Lynda Gratton, author of The Shift: The Future of Work is Already Here, has an excellent post that summarizes the key points of her new book and outlines the 10 things you can do to future proof your career: Know the trends that are shaping work and careers. Learn to be virtual. Search for the valuable skills. Become a Master. Be prepared to strike out on your own. Find your... Read more →

When Do You Pay Attention to Your Professional Development?

As I'm thinking about positive professional development and working on my upcoming Positive Professional Development Day camps, I'm wondering when people tend to think about their careers and their ongoing professional development. Anecdotally, it seems that most people think about it because of external factors, like needing PD to maintain a professional certification or because a boss suggests it, but I want to check my assumptions, so. . . Take... Read more →

Is Morris Lessmore the Future of Elearning?

The Fantastic Flying Books of Mr. Morris Lessmore iPad App Trailer from Moonbot Studios on Vimeo. Ex-Pixar Designer William Joyce has created a stunning children's book/i-Pad app that should be a wake-up call to those of us who work with adult learners, especially in designing/developing e-learning. Based on the video above, The Fantastic Flying Books of Mr. Morris Lessmore is a stunning piece of work that draws you into a... Read more →

Over the weekend I ran across an interesting report in The Atlantic from the for-profit University of Phoenix. It looks at what they consider to be the six major drivers of change and the skills that will be necessary to thrive in this environment. Six Drivers of Change According to the report, there are six drivers of change: Extreme Longevity--an aging population worldwide. Rise of Smart Machines and Systems--workplace automation... Read more →

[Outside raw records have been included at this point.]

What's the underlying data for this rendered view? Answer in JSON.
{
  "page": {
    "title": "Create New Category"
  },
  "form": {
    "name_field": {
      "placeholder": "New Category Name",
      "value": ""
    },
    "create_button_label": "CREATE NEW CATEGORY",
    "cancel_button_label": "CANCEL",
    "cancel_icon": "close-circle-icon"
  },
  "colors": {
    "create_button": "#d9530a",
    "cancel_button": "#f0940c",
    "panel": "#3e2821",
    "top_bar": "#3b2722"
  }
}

A few years ago, I wrote a post about Stanford psychologist Carol Dweck's research into fixed vs. growth mindsets, in which I briefly explored the implications of her research. As part of my own personal professional development, I've been reading more books, so finally got around to reading Dweck's excellent Mindset: The New Psychology of Success and can see even greater implications for the positive professional development I've been thinking... Read more →